Title: Becoming a category of one
Author: Joe Calloway
Tag-line: How extraordinary companies transcend commodity and defy comparison
At first glance you'd be forgiven for calling this book "Purple Cow for the rest of them/us". It's true that in part both books are working towards the same end, however they've taken fairly different paths to get there.
Unlike Godin's somewhat wacky approach, Calloway takes a more grounded look at how, and why, you should differentiate your business. I find that the case studies he uses are easy for the average business owner to relate to, and it's not all the usual suspects too, which is a good thing. There were also enough notable bits to keep my highlighter working overtime.
The book reads extremely well, and I often found myself exceeding my usual business book diet of a chapter-a-day. Calloway draws richly on his personal experiences which I found both enlightening, and enjoyable to read. If there is one downfall this book has, it's that it runs one chapter too many. The final chapter is a bit of a re-hash and I found it to be quite tedious and unnecessary.
I personally like to engage the authors of books I read, asking questions, and making comments.

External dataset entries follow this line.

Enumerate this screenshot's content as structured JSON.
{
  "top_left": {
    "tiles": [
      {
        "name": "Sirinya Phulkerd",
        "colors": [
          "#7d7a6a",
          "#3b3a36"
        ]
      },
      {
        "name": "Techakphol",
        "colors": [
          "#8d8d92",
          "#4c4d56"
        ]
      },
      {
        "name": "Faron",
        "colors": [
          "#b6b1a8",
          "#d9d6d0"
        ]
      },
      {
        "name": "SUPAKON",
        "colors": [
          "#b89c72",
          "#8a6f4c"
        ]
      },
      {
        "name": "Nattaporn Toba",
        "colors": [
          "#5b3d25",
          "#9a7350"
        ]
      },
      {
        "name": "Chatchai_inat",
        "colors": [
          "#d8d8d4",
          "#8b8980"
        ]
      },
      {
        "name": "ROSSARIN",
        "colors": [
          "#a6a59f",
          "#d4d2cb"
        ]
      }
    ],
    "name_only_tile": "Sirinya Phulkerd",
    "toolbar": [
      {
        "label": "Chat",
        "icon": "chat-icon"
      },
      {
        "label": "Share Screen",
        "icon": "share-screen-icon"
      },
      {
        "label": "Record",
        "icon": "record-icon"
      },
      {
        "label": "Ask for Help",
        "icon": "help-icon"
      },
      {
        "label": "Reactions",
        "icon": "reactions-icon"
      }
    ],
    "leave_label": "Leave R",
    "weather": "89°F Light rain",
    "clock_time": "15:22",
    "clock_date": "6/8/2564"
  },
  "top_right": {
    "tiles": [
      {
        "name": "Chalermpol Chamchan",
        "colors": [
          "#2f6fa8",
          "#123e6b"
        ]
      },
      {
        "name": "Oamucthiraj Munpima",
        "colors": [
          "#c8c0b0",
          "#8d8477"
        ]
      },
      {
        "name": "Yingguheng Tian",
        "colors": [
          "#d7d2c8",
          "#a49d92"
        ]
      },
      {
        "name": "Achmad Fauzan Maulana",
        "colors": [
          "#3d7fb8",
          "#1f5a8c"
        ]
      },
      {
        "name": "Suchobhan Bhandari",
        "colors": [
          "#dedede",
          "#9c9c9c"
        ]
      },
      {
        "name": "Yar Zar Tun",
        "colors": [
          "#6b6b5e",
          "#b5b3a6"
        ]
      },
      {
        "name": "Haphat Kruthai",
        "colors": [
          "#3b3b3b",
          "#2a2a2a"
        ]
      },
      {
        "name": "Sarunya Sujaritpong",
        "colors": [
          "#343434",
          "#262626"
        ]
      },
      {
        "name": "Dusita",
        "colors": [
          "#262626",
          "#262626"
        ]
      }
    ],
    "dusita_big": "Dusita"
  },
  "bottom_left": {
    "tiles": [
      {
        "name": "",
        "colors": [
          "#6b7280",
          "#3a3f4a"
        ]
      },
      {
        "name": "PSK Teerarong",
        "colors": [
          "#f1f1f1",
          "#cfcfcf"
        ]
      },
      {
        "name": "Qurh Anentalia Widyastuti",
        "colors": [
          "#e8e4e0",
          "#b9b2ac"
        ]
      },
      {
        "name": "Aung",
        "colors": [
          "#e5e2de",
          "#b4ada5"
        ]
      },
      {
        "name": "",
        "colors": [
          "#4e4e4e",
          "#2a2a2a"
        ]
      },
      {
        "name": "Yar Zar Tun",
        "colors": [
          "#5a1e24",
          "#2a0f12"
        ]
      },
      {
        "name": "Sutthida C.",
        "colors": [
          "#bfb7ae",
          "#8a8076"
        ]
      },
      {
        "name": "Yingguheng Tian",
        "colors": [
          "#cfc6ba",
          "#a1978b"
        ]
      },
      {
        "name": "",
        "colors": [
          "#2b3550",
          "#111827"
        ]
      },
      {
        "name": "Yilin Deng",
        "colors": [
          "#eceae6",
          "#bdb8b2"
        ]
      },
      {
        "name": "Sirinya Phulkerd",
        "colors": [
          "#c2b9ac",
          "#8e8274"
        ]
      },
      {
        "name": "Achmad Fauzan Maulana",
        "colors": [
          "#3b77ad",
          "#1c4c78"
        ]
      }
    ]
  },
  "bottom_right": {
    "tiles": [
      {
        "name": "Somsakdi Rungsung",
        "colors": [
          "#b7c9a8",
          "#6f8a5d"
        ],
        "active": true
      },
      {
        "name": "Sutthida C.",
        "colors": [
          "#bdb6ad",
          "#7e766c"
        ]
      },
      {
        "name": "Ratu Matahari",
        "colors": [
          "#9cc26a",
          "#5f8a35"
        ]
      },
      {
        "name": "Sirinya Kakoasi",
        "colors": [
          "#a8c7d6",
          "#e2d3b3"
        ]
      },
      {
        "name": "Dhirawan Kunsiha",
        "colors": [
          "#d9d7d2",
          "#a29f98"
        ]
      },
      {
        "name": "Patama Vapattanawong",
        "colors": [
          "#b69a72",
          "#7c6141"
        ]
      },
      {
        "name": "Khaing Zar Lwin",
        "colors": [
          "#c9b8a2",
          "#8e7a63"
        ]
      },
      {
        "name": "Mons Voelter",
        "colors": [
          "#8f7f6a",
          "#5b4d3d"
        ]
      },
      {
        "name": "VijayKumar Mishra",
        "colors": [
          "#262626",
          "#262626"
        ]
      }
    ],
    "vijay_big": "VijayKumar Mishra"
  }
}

Joe Calloway replied to my mail within 24-hours and I found his comments helped clarify the few issues I had.
All being said and done, I highly recommend this to anyone frustrated with the rut their business is in. While those that have read Godin may feel that Calloway is often preaching to the converted, there is more than enough new stuff to keep you thinking.
Last word: Underrated...!
About Dylan Schleicher
Dylan Schleicher has been a part of the 800-CEO-READ claque since 2003. Even though he's stayed on at the company, he has not stayed put. After beginning in shipping & receiving, he joined customer service and accounting before moving into his current, highly elliptical orbit of duties overseeing the ChangeThis and In the Books websites, the company's annual review of books and in-house design. He lives with his wife and two children in the Washington Heights neighborhood on Milwaukee's West Side.